There’s no doubt he dropped some hectic beats along the way though.
To steal from Ron Burgundy, I may not like Mozart but I sure do respect him.
Bach is of the baroque period and died 20 years before Beethoven was born.
He was also everything that Beethoven was not.
And this reflects in music that is highly organised, respectful and formal.
He is one of the Big 3 of classical music, however, and some of his grooves are pretty cool.
This takes you down a dimly lit, smoke-filled alley in victorian Paris Or London and scares the bejeezus out of you.
It’s downright creepy and eerie as hell which is exactly what makes it so brilliant.
Plus, it was the theme for the TV show Jonathan Creek and also used in the audio book for The Graveyard Book by Neil Gaiman.
Something a little more modern, this is less well known that standards like Rhapsody in Blue but I prefer it because it’s shorter and the video has dogs in it (the sound quality in the link above isn’t perfect but, what can I say, it has dogs in it).

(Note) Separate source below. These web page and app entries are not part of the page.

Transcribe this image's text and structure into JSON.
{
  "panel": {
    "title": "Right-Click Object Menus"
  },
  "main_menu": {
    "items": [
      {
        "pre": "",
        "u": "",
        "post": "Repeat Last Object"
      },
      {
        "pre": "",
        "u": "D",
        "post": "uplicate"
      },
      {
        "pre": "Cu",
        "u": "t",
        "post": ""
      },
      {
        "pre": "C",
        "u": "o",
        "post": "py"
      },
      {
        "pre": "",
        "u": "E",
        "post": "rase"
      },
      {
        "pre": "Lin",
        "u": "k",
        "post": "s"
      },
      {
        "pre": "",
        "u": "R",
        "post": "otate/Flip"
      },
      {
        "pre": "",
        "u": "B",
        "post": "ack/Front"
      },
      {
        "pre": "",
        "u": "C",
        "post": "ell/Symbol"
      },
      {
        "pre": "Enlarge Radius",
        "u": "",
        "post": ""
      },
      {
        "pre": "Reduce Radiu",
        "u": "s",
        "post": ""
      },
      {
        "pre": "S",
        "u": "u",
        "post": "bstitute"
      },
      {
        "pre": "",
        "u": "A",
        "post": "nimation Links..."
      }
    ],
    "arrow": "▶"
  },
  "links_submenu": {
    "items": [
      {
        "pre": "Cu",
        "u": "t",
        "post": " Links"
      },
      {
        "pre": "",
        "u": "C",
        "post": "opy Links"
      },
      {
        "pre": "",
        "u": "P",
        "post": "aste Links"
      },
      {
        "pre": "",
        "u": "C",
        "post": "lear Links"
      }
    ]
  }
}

It’s light and breezy and jazzy which is great for elevating your mood, should you need it.
This features in the Ginger Rogers and Fred Astair movie – Shall We Dance – and is sometimes known as promenade.
Okay, this isn’t going to lift your spirits but it will put an arm around you and let you know that, no matter how sombre things seem, they will get better.
Impossibly perfect and well balanced.
More piano magic from the master.
A bit more up-tempo than the Moonlit Sonata but none the worse for it.
To me this doesn’t sound much like Beethoven; an almost turgid, determined march that could be more Russian somehow.
Regardless, it builds and builds towards its magnificent conclusion, inviting you along for the ride and rewarding your patience with a 3 minute meditation before losing a little of its edge as becomes altogether more florid.
But those first three minutes. Wow
In truth there are tons of really juicy classical tunes to get stuck into. It’s the genre that keeps on giving.
Yes, it requires a little patience which is why this list is full of the easy stuff that resonated with me without putting me to sleep.
Like meditation or exercise, I’d recommend starting with a daily practise (it could be as little as 5 minutes whilst doing something else) and building from there is you dig it.
There’s plenty to dig and you probably spend far more than 5 minutes a day doing less important stuff.